(originally posted on the World Bank’s IC4D Blog)

How New Media has Revolutionized Electoral Politics in the US

This paper [pdf] addresses the impact new media tools have on different segments of the electoral process in the United States. Specifically, it looks at  the impact new media has by providing information, influencing the news cycle and setting agendas, shaping public opinion, providing more fundraising opportunities, increasing political participation and youth voter turnout, and changing election results. This paper does so by drawing on systematic studies, data from the Pew Research Center, and case studies, specifically that of the 2008 Presidential Election. This analysis is unique in that it uses very current information, focusing on the 2008 election, as this was the first election in which new media was fully integrated into campaign strategies. It is also unique in that it analyzes several types of new media including social networks, blogging, campaign websites, and Internet fundraising. These findings suggest that new media does influence and shape the course of the electoral process in the United States through the six aspects of the electoral process presented in this paper.

Aronson, Elise D. (2012) “Cyber-Politics: How New Media has Revolutionized Electoral Politics in the United States,” Colgate Academic Review: Vol. 9, Article 7.

SurveyMonkey is inviting survey respondents to help predict the results of the next presidential elections in the US. Looks like an oversimplified version of prediction markets (pdf) for elections.
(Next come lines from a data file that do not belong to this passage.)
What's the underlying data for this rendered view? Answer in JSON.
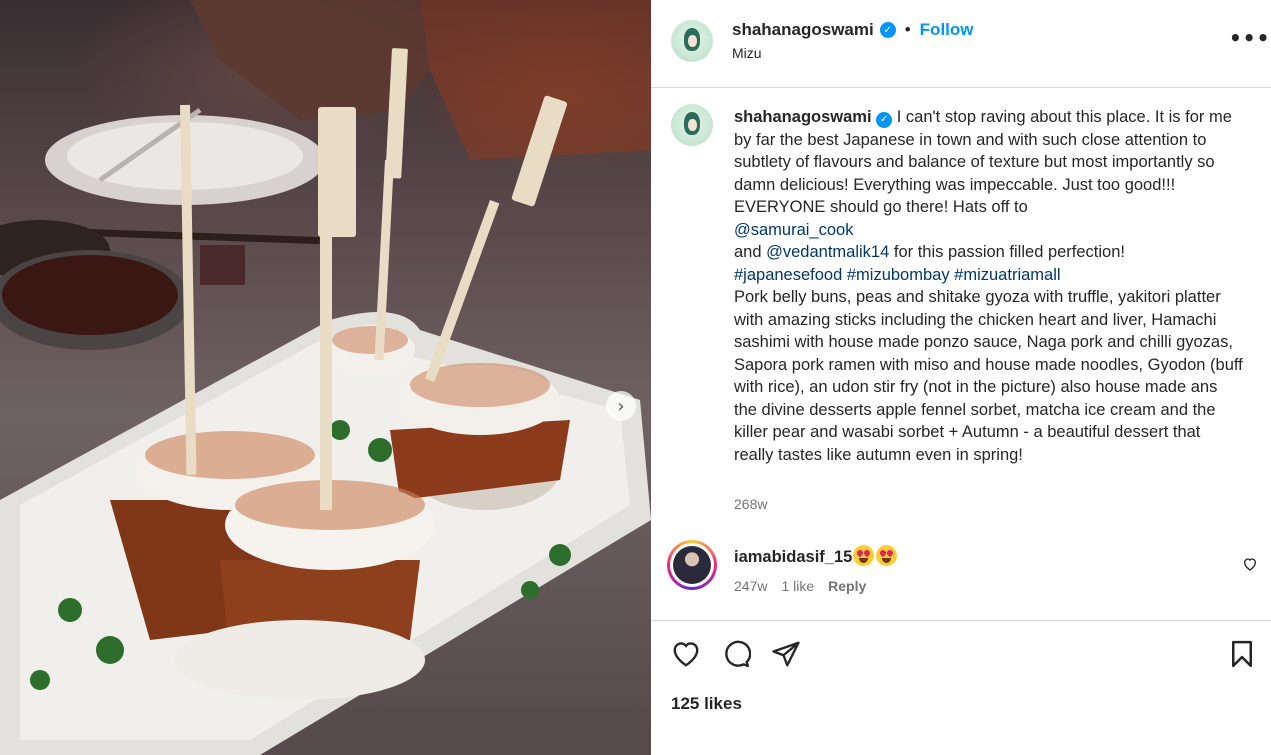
{
  "post": {
    "next_arrow": "›",
    "next_icon": "chevron-right-icon"
  },
  "header": {
    "username": "shahanagoswami",
    "verified_icon": "verified-badge-icon",
    "separator": "•",
    "follow_label": "Follow",
    "location": "Mizu",
    "more_label": "•••"
  },
  "caption": {
    "username": "shahanagoswami",
    "text_1": "I can't stop raving about this place. It is for me by far the best Japanese in town and with such close attention to subtlety of flavours and balance of texture but most importantly so damn delicious! Everything was impeccable. Just too good!!! EVERYONE should go there! Hats off to",
    "mention_1": "@samurai_cook",
    "and_word": "and",
    "mention_2": "@vedantmalik14",
    "text_2": "for this passion filled perfection!",
    "hashtags": [
      "#japanesefood",
      "#mizubombay",
      "#mizuatriamall"
    ],
    "text_3": "Pork belly buns, peas and shitake gyoza with truffle, yakitori platter with amazing sticks including the chicken heart and liver, Hamachi sashimi with house made ponzo sauce, Naga pork and chilli gyozas, Sapora pork ramen with miso and house made noodles, Gyodon (buff with rice), an udon stir fry (not in the picture) also house made ans the divine desserts apple fennel sorbet, matcha ice cream and the killer pear and wasabi sorbet + Autumn - a beautiful dessert that really tastes like autumn even in spring!",
    "time": "268w"
  },
  "comment": {
    "username": "iamabidasif_15",
    "emoji_icon": "heart-eyes-emoji",
    "time": "247w",
    "likes": "1 like",
    "reply_label": "Reply"
  },
  "actions": {
    "like_icon": "heart-icon",
    "comment_icon": "comment-icon",
    "share_icon": "share-icon",
    "save_icon": "bookmark-icon",
    "likes_count": "125 likes"
  },
  "colors": {
    "link": "#00376b",
    "follow": "#0095f6",
    "muted": "#737373"
  }
}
For those who don’t know it, Marquis de Condorcet’s Jury Theorem, over 200 years old, was the starting point for all of this.   

EU Profiler: voting advice application for the 2009 EP elections
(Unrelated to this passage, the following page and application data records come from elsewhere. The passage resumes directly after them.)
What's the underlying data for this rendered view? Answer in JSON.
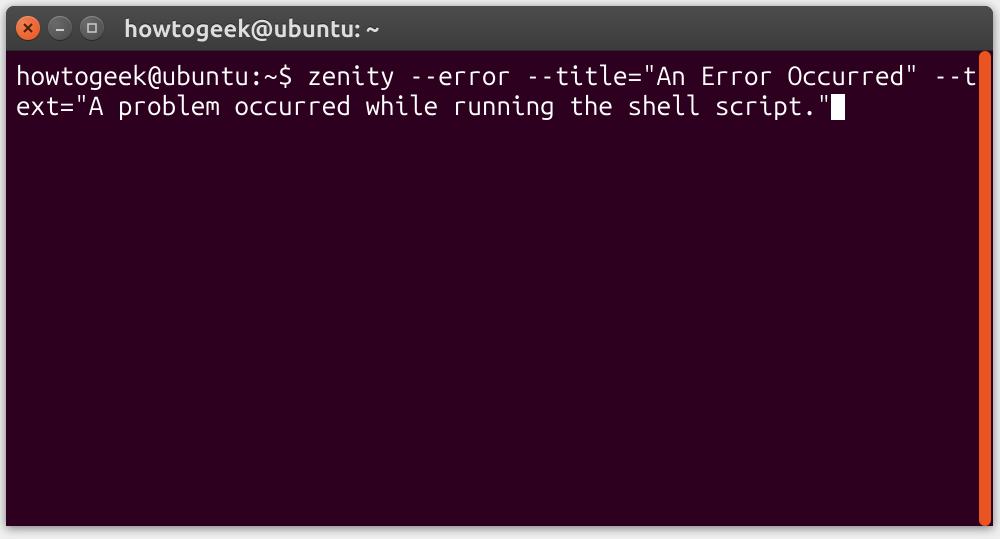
{
  "window": {
    "title": "howtogeek@ubuntu: ~"
  },
  "terminal": {
    "prompt": "howtogeek@ubuntu:~$",
    "command": "zenity --error --title=\"An Error Occurred\" --text=\"A problem occurred while running the shell script.\""
  },
  "colors": {
    "titlebar_bg": "#3c3c3c",
    "terminal_bg": "#2c001e",
    "text": "#ffffff",
    "accent": "#e95420"
  }
}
(originally posted here)

Here’s a link to a video about the EU Profiler, a Voting Advice Application for the 2009 European Parliamentary Elections.

The EU Profiler has been developed here at the European University Institute with the collaboration of a unique team of international researchers.
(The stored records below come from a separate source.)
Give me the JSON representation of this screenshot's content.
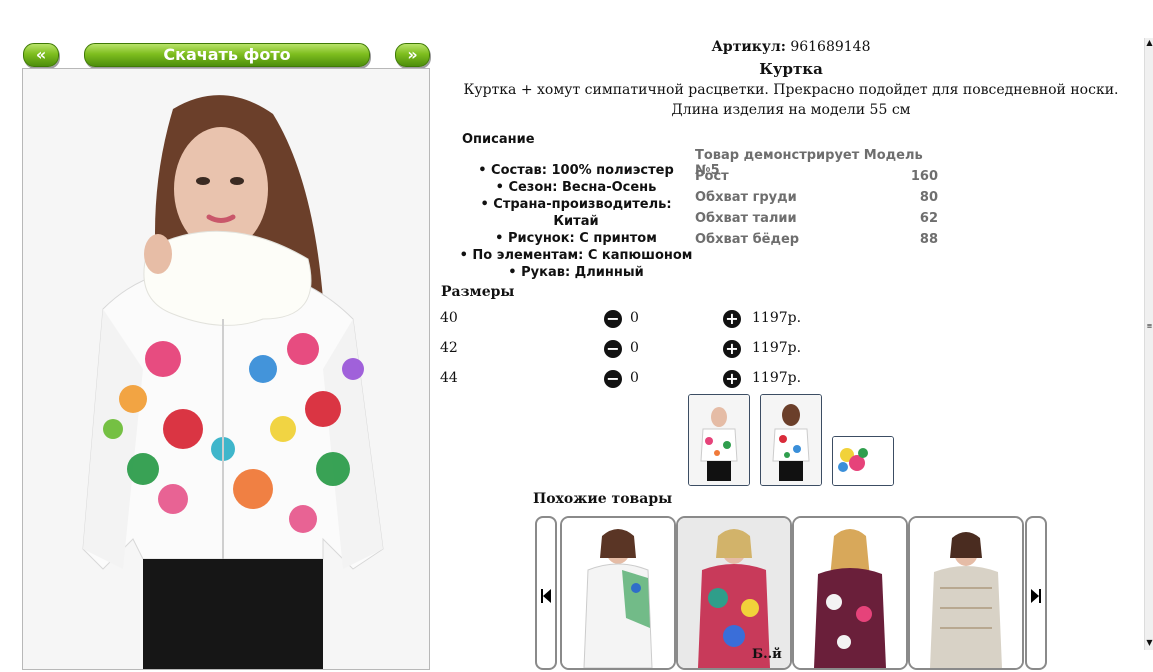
{
  "nav": {
    "prev_label": "«",
    "download_label": "Скачать фото",
    "next_label": "»"
  },
  "product": {
    "article_label": "Артикул:",
    "article_value": "961689148",
    "name": "Куртка",
    "description": "Куртка + хомут симпатичной расцветки. Прекрасно подойдет для повседневной носки. Длина изделия на модели 55 см"
  },
  "specs": {
    "heading": "Описание",
    "items": [
      "Состав: 100% полиэстер",
      "Сезон: Весна-Осень",
      "Страна-производитель: Китай",
      "Рисунок: С принтом",
      "По элементам: С капюшоном",
      "Рукав: Длинный"
    ]
  },
  "model": {
    "heading": "Товар демонстрирует Модель №5",
    "rows": [
      {
        "label": "Рост",
        "value": "160"
      },
      {
        "label": "Обхват груди",
        "value": "80"
      },
      {
        "label": "Обхват талии",
        "value": "62"
      },
      {
        "label": "Обхват бёдер",
        "value": "88"
      }
    ]
  },
  "sizes": {
    "heading": "Размеры",
    "minus_icon": "minus-circle-icon",
    "plus_icon": "plus-circle-icon",
    "rows": [
      {
        "size": "40",
        "qty": "0",
        "price": "1197р."
      },
      {
        "size": "42",
        "qty": "0",
        "price": "1197р."
      },
      {
        "size": "44",
        "qty": "0",
        "price": "1197р."
      }
    ]
  },
  "similar": {
    "heading": "Похожие товары",
    "bottom_partial_text": "Б..й"
  },
  "colors": {
    "accent_green": "#7fbe1f",
    "thumb_border": "#3c4d63"
  }
}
A bit more about the EU Profiler:

The EU Profiler is a Europe-wide Voting Advice Application (VAA) or a party profiling website for the European Parliament elections in June 2009. It is designed to help millions of European users and potential voters to discover their positions in the political landscape for the 2009 EP elections.

In order to help voters to make their own preferences explicit and position themselves in a ‘European political landscape’, the EU Profiler offers the users (or voters) an online questionnaire with 30 political statements on which they can indicate their level of agreement or disagreement. When they have completed the set of questions, the programme goes on to state which particular party is closest to the political preferences expressed by the user (voter). Therefore, the EU Profiler allows them to compare their preferences with the positions of all national, as well as, all European parties.

The EU Profiler will be available in all EU Member States in all their respective national languages and will be customized to each country’s national campaign context. The EP elections will also be simulated in a number of non-EU member countries such as Turkey, Croatia, Switzerland and Norway.

The EU Profiler has been developed by the European University Institute (EUI) in Florence which has a unique position to form an international team of social scientists (as the ”officers” of this group and many more). The EU Profiler combines the academic excellence of the EUI with the expertise and the experience of the Dutch company ‘Kieskompas’ and the Swiss consortium ‘NCCR Democracy/Politools (smartvote)’ which are the two leading developers of party/candidates profiling websites and voting advice applications.”